Taking a walk on the wild side
Published on: 03 Feb 2016
Linda Tanner sees the Frome Valley through the eyes of Bristol’s answer to Ray Mears, wildlife expert Steve England
STEVE England is a man on a mission – to make more of us aware of the amazing natural history on the doorstep in our part of Bristol.
“It is literally underneath our feet,” he says. “With every step you take from Stoke Park towards the Frome Valley, you are travelling back in time 100,000 years.”
Steve left school without qualifications but has built up encyclopaedic knowledge of the area he has lived in all his life. At almost 50, he still has the infectious enthusiasm of a schoolboy about the wildlife and geology all around him.

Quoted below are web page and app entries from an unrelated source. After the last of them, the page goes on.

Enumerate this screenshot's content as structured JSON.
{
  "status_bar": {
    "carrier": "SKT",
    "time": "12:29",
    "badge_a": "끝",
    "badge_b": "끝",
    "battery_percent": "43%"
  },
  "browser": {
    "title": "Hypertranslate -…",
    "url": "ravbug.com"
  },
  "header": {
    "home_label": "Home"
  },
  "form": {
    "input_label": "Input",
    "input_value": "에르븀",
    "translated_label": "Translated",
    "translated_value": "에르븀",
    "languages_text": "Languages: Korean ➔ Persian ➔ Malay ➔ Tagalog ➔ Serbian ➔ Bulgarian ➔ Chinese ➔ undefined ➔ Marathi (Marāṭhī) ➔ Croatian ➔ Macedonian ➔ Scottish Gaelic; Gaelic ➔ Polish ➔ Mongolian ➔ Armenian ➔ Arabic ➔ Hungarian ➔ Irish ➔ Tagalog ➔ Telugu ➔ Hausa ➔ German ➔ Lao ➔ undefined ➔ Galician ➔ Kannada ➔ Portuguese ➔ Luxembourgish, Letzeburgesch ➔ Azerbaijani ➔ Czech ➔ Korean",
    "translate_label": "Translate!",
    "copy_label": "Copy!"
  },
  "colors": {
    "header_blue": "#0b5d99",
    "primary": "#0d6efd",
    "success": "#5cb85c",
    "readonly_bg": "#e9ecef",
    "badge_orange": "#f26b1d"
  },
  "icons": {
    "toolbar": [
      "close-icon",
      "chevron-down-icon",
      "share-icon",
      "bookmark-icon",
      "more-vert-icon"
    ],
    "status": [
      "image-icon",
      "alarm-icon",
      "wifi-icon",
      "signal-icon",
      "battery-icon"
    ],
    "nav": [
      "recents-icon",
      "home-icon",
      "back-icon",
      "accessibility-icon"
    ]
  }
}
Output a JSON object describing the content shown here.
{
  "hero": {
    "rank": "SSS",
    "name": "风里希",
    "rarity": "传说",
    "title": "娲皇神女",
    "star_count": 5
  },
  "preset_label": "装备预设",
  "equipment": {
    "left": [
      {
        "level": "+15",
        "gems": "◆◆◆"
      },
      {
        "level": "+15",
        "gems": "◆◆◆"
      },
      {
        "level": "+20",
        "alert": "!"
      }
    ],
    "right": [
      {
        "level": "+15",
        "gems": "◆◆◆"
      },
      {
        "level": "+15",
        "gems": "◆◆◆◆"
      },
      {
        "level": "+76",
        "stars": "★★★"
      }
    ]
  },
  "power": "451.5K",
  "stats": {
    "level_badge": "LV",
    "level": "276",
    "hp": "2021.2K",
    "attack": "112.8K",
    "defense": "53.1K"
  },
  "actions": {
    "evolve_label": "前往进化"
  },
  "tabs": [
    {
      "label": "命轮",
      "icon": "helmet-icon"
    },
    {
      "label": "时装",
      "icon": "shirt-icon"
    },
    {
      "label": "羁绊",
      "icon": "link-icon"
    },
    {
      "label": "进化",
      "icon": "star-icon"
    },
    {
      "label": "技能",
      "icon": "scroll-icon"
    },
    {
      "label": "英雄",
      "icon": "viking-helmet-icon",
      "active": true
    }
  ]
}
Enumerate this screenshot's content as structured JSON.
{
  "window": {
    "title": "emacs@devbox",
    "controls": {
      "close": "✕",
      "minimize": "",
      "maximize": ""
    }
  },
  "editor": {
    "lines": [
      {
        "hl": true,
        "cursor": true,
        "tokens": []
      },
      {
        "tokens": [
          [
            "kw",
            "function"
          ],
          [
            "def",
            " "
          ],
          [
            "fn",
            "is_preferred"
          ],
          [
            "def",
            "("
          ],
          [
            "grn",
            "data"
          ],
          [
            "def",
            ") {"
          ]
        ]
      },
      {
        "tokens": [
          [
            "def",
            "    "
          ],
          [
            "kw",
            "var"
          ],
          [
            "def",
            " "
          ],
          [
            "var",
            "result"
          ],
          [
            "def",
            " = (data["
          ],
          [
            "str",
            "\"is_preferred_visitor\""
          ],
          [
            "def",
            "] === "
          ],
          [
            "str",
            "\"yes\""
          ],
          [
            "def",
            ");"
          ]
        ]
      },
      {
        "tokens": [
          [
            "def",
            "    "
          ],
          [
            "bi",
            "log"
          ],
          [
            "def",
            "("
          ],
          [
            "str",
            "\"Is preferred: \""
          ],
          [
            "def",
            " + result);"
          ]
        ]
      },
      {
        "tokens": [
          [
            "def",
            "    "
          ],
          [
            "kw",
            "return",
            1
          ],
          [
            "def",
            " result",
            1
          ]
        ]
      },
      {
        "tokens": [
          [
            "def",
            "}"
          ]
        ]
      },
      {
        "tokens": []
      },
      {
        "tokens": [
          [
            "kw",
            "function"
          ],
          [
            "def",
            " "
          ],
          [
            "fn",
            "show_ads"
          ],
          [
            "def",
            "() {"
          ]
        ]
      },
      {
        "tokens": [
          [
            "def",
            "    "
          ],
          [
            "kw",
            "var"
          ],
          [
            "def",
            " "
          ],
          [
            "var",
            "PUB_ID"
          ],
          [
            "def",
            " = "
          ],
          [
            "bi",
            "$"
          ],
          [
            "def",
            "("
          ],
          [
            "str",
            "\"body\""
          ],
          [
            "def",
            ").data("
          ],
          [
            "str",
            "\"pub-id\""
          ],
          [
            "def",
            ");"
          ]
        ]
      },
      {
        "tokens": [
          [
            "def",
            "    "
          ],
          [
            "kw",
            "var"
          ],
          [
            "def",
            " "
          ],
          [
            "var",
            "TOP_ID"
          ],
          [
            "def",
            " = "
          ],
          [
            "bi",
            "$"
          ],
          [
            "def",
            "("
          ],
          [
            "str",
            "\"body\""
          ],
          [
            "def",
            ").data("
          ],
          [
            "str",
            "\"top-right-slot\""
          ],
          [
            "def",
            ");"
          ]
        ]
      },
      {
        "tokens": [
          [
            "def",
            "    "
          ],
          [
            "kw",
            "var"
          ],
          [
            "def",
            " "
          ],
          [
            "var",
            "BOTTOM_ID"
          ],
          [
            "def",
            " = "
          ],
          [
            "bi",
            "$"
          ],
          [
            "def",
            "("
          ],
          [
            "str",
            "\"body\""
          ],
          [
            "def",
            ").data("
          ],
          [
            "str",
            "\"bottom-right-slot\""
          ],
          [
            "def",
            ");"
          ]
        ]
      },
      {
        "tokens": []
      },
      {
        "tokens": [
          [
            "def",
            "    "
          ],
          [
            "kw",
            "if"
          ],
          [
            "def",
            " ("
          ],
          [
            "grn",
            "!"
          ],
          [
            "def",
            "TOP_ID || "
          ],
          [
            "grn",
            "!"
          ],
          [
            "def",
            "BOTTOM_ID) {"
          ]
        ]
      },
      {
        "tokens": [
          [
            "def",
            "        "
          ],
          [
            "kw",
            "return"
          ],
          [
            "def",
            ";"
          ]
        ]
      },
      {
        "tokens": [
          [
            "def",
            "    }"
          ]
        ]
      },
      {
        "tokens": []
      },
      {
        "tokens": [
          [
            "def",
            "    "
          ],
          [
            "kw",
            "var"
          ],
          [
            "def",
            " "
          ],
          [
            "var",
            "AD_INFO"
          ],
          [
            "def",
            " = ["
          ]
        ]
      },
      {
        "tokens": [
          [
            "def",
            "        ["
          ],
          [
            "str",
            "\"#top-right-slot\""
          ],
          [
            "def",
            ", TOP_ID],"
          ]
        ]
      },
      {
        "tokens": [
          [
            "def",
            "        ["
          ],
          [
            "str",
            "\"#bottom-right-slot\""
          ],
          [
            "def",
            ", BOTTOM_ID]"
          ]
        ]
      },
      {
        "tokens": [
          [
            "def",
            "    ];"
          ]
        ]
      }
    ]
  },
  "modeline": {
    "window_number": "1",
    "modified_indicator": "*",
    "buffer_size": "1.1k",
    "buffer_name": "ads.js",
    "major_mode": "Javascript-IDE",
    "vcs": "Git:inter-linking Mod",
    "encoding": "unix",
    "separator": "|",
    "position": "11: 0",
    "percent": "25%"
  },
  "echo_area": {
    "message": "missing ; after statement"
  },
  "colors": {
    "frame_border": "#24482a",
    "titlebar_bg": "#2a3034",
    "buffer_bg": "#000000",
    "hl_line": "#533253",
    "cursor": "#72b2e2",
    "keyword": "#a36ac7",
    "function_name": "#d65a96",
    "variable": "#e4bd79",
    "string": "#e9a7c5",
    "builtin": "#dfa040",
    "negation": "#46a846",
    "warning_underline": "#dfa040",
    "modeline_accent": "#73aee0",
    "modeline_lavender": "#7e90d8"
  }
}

I have walked from Snuff Mills alongside the River Frome to Frenchay dozens of times but will see it with new eyes after treading the path with Steve in the mild early part of this winter.
He leapt about, discovering fossils and fungi, spotting flowers blooming out of season, and pointing out birds and insects.
“A seven-spot ladybird, a woodland buttercup (lesser celandine), an arum lily – we should not be seeing these,” he exclaimed. “It is all evidence of climate change.”
Steve is a man who likes to ask questions and study evidence, and he believes school children and adults can learn a great deal from getting out in the wild and doing the same.
“The Frome Valley is a goldmine. Its potential has never been exploited,” he said. “What excites me most about it is its geology – three sets of time periods – and its incredible diversity of wildlife.”
Steve’s studies were boosted three years ago when a professor of palaentology from Imperial College and two students came down to help him “read the rocks”.
“We combed every rock looking for evidence of prehistory. Rocks are like a book. Each layer is like a page. They tell a story of what happened 300 million years ago,” he said.
“We won’t find any dinosaurs in the Frome Valley, because it predates them. It was formed in the Carboniferous period. Probably the Amazon basin is the closest to how this place would have looked then.”
Towards Duchess Gates, evidence is found from the Triassic period, 200 million years ago when Bristol resembled a tropical island. “It was like the Bahamas, with a deep blue ocean. The remnants of it can be seen in the sandstone cliff at Frenchay Park Road.”
Stoke Park dates back to the Jurassic period, 120 million years ago. Fossils showing some of Steve’s findings are on show in the Glenside Museum, while many more can be discovered in the Frome Valley.
Treasures Steve has uncovered include a Bronze Age worked flint, which would have been used 3,000 years ago to scrape rabbit skins, and an Ice Age horse tooth.
He has found evidence from relatively more recent history too: from the 11th to 14th centuries when the area was owned by the Priory of St James in Bristol, through the 16th century when Pennant stone from the Frome Valley was quarried to build the Dower House at Stoke Park, to the present day.
The mills along the river and the quarrying have left their mark. Quarrying ceased much earlier on one side of the river than the other, which has had an impact on the landscape.
Twentieth century history includes a tree carved during World War Two by a jilted local with the words Yanks Go Home to the site of the filming of Robin Hood for television in the 1980s.
“It is like walking through a museum,” said Steve. “I used to play here when I was a boy and I have always been fascinated by the history and wildlife of the area. Now I want to pass it on and leave a legacy.”
While global warming might be bringing some alarming signs, not all change is bad. The River Frome in which Steve used to swim as a lad “before health and safety was invented” was very polluted in the 1970s but today its quality is much improved – as evidenced by the fresh water mussels to be found in the waters.
Steve is a master forager – quite the Bear Grylls – and one of his popular wildlife walks helps people identify food for free and, of course, to know which plants are safe to eat and which are definitely not.
“You could find up to 100 species of mushroom in Stoke Park - I found 11 on one beech tree,” said Steve. While some are delicious cooked or raw, others could be deadly. Fungi have other useful properties too, from health benefits to sharpening knives; plants and their uses is another of his walk themes, as are craft activities involving natural materials such as ivy and sedge grass.
The birds of the Frome Valley are another delight: on our walk we saw a buzzard, a kingfisher, and longtails (aka lollipop birds). Dippers, tawny owls and ravens can also be seen regularly.
Steve carries out wildlife and natural history walks all over Bristol, but especially in his home habitat of the Frome Valley and Stoke Park and in 2016 is increasing his offer to schools, bringing in support from other experts.
He would like to see more Bristol children learning about their area, rather than travelling to other places for field trips.
More information can be found on his website, steveenglandoutdoorlearning.com